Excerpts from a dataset

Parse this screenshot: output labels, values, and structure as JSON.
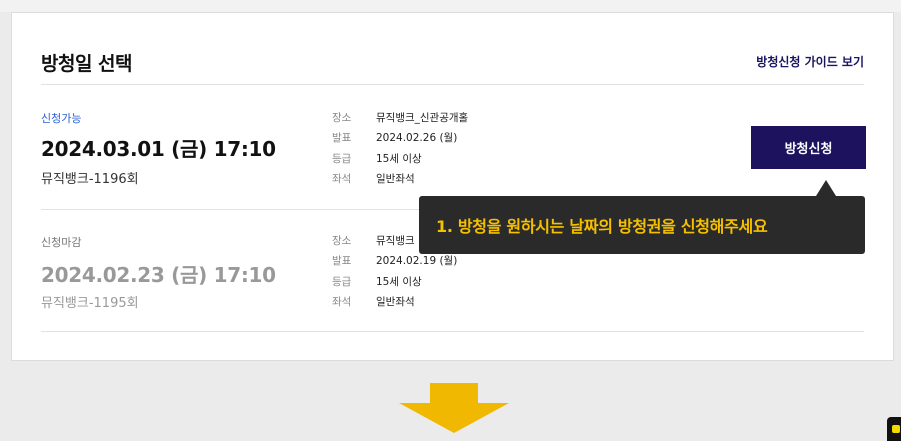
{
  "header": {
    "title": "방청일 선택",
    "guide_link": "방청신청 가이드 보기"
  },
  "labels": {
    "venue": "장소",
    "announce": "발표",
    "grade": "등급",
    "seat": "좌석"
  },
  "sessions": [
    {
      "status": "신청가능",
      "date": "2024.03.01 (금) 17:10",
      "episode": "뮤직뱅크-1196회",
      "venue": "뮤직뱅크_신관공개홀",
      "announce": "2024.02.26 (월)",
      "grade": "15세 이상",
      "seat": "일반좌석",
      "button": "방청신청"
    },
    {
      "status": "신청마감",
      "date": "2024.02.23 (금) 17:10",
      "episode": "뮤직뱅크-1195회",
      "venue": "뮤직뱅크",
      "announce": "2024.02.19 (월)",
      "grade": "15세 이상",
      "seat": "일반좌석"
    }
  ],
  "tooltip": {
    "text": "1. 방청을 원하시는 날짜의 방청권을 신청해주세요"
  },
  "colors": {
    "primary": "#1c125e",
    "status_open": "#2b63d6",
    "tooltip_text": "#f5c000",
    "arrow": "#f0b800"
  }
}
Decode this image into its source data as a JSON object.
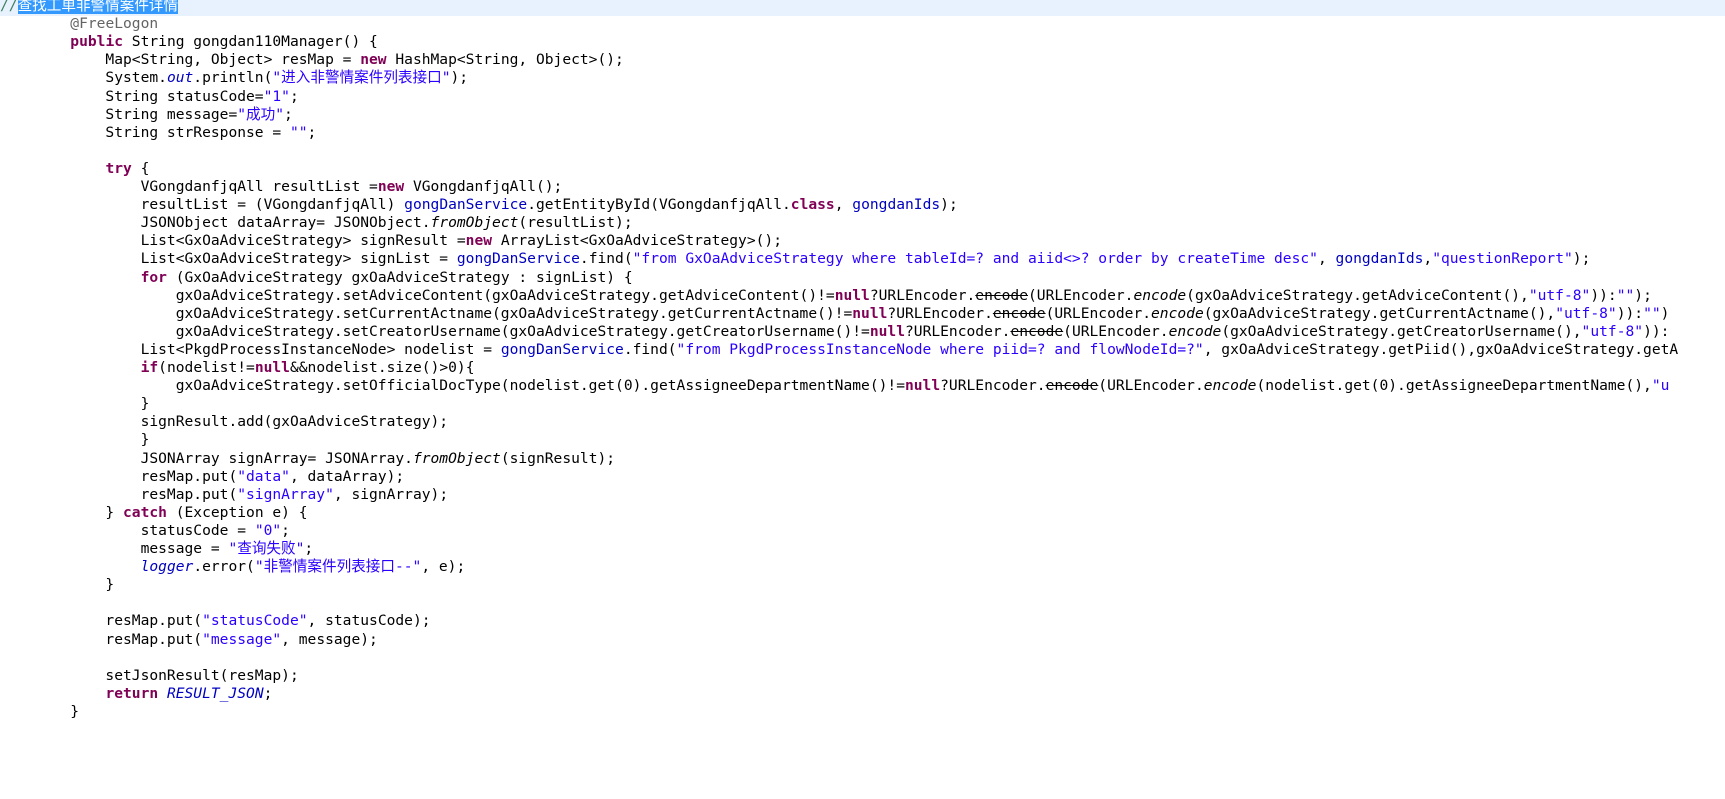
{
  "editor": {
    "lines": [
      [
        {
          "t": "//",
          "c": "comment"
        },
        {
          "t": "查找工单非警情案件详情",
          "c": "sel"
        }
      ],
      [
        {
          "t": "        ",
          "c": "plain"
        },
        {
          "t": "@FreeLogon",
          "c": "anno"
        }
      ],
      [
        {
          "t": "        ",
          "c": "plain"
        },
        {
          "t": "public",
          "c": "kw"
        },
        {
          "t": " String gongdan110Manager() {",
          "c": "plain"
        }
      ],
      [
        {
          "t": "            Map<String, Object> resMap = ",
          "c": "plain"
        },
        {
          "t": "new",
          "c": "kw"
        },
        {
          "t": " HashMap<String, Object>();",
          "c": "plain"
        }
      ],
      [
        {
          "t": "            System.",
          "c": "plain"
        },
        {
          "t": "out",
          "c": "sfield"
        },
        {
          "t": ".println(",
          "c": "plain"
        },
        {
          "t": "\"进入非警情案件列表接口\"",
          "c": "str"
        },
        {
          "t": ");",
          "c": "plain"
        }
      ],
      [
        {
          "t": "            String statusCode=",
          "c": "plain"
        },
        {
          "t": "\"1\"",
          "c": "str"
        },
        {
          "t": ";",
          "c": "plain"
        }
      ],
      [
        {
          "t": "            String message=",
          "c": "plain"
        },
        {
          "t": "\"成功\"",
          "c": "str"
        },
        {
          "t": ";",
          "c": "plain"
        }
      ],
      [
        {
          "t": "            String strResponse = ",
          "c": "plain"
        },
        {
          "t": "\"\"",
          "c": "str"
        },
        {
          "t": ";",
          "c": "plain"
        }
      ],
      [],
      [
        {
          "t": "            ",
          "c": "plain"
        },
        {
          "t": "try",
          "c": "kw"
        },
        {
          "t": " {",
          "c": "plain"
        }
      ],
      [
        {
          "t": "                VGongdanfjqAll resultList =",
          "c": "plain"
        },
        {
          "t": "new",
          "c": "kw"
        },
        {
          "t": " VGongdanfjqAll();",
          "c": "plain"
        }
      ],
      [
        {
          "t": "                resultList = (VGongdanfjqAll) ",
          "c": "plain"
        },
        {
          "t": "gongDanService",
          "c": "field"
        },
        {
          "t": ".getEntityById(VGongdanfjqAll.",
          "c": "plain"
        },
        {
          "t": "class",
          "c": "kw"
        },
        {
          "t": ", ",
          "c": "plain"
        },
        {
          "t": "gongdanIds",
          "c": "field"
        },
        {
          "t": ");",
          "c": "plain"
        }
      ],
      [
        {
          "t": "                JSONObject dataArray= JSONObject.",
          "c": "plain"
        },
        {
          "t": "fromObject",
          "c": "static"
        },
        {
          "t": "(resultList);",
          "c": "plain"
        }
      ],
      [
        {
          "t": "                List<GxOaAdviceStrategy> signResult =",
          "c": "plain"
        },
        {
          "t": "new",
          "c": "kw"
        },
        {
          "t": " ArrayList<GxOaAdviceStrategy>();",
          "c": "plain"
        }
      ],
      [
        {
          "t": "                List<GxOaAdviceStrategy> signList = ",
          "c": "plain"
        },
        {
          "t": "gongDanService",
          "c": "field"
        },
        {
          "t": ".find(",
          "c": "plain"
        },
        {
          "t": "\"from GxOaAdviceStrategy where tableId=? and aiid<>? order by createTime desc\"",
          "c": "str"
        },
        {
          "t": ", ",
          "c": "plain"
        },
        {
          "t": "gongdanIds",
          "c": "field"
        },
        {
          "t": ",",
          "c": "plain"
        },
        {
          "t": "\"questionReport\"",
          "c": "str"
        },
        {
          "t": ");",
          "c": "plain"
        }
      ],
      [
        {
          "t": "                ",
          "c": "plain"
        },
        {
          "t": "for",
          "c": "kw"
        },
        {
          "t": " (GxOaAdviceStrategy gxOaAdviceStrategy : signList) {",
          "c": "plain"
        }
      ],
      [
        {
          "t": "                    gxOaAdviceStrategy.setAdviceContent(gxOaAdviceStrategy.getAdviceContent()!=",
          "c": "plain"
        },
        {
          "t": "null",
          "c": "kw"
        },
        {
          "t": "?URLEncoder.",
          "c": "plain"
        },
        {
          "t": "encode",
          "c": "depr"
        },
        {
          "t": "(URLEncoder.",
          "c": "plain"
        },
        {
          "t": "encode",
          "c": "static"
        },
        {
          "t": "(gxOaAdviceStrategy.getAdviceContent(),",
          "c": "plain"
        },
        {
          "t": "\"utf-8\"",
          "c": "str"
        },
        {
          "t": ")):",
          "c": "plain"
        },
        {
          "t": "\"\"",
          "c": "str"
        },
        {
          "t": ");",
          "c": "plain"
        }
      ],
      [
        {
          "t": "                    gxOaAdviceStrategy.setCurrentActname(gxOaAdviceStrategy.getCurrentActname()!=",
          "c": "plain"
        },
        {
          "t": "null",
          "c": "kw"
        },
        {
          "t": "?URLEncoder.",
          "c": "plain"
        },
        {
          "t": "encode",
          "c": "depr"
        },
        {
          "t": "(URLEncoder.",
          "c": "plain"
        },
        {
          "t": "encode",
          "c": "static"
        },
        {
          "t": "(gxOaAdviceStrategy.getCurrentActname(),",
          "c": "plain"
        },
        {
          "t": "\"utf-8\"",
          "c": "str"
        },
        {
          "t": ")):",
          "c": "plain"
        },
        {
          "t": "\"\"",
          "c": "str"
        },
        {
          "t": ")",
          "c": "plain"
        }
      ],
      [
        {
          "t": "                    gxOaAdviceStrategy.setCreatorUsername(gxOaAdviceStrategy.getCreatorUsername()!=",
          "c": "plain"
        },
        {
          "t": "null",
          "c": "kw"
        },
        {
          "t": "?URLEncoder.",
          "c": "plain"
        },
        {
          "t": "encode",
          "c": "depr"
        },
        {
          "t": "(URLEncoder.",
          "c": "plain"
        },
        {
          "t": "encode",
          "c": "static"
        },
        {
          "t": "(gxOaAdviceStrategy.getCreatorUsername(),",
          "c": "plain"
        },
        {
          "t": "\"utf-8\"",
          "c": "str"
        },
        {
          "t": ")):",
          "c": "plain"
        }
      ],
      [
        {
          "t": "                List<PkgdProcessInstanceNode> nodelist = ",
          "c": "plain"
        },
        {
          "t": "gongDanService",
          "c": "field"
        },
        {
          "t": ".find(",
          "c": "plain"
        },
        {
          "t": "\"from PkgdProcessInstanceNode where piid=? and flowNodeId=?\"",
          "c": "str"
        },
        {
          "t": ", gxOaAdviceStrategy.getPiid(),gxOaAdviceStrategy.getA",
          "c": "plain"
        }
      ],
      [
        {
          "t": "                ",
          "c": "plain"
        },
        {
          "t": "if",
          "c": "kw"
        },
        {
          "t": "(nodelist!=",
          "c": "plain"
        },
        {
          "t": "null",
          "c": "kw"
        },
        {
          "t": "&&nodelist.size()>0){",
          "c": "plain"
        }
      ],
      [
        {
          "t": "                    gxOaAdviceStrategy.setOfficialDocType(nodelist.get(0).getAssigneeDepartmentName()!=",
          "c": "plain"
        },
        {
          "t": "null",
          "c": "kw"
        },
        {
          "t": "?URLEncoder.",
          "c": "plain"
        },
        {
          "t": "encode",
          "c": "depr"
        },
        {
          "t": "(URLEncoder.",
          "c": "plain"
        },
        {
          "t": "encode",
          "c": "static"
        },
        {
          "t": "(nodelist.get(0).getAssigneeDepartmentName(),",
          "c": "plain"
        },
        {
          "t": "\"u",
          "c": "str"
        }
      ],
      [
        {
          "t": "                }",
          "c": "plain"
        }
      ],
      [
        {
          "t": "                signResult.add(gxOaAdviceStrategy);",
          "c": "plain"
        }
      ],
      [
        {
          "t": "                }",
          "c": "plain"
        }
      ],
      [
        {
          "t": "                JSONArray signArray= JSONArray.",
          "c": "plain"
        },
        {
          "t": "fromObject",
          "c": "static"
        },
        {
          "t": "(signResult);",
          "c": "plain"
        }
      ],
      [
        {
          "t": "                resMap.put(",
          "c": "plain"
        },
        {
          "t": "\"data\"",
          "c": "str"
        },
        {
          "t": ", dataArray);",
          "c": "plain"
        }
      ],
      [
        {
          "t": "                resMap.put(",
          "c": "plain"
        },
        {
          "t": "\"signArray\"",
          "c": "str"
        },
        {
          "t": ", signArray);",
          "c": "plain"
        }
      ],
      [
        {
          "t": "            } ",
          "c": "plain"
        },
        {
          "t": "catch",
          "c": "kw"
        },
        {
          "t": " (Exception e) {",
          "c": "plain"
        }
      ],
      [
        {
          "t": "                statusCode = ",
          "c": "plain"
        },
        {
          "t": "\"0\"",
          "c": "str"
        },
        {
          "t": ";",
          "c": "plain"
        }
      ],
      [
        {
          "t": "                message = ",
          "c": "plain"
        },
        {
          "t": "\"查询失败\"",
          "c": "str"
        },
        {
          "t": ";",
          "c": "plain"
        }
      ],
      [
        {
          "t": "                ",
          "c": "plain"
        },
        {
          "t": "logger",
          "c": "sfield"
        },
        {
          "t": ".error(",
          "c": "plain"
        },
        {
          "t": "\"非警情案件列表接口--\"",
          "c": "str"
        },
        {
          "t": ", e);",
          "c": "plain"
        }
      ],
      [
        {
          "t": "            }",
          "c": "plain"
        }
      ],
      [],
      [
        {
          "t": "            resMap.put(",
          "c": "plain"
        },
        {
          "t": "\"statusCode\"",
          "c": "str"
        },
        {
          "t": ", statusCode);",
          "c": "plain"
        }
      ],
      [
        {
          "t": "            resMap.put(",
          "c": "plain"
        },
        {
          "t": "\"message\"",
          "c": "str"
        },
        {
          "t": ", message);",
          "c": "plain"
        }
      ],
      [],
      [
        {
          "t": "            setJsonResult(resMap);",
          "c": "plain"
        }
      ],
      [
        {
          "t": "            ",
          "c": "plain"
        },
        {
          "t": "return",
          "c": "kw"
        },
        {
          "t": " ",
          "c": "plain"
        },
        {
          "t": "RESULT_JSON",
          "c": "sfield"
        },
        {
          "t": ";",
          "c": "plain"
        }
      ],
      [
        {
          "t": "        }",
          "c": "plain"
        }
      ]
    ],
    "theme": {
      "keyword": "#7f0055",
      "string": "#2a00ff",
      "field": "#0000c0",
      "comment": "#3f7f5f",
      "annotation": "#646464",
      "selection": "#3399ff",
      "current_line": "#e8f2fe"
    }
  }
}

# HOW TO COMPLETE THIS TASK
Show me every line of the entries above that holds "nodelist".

# ANSWER FOR THIS EXERCISE
          "t": "                List<PkgdProcessInstanceNode> nodelist = ",
          "t": "(nodelist!=",
          "t": "&&nodelist.size()>0){",
          "t": "                    gxOaAdviceStrategy.setOfficialDocType(nodelist.get(0).getAssigneeDepartmentName()!=",
          "t": "(nodelist.get(0).getAssigneeDepartmentName(),",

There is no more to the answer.